Exhibit 1.2 Indigenous Enterprise: The Next Sustainability Challenge
Unilever's Indian subsidiary, Hindustan Lever Limited (recently changed to Hindustan Unilever Limited), provides an interesting glimpse of the development of native capabilities in its efforts to pioneer new markets among the rural poor.40 Hindustan Lever Limited (HLL) requires all employees in India to spend six weeks living in rural villages, actively seeks local consumer insights and preferences as it develops new products, and sources raw materials almost exclusively from local producers. The company also created an R&D center in rural India focused specifically on technology and product development to serve the needs of the poor. HLL uses a wide variety of local partners to distribute its products and also supports the efforts of these partners to build local capabilities. In addition, HLL provides opportunities and training to local entrepreneurs and actively experiments with new types of distribution, such as selling via local product demonstrations and village street theaters.
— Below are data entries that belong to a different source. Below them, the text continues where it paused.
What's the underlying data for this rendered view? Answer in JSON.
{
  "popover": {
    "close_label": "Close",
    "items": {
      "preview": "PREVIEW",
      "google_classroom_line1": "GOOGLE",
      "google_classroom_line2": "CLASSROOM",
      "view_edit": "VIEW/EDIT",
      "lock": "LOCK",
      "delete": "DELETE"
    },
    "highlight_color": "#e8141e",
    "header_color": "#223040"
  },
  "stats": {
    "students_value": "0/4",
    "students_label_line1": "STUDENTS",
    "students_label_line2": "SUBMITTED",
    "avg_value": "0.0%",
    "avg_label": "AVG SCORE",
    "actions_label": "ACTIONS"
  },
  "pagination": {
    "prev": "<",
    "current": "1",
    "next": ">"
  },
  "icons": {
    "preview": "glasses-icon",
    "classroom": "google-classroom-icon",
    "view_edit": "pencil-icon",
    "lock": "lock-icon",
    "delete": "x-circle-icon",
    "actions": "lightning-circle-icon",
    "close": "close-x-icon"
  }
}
By developing local understanding, building local capacity, and encouraging a creative and flexible market development process, HLL has been able to generate substantial revenue and profits from operating in low-income markets. Today more than half of HLL's revenue comes from customers at the base of the economic pyramid. Using the approach to product development, marketing, and distribution pioneered in rural India, Unilever has also been able to leverage a rapidly growing and profitable business focused on low-income markets in other parts of the developing world. Not surprisingly, Unilever has encountered challenges and bumps in the road in its journey to reach the base of the pyramid; these are discussed in later chapters. Importantly, however, through its strategy, the company has created tens of thousands of jobs, improved hygiene and quality of life for millions, and become a partner in development with the poor themselves.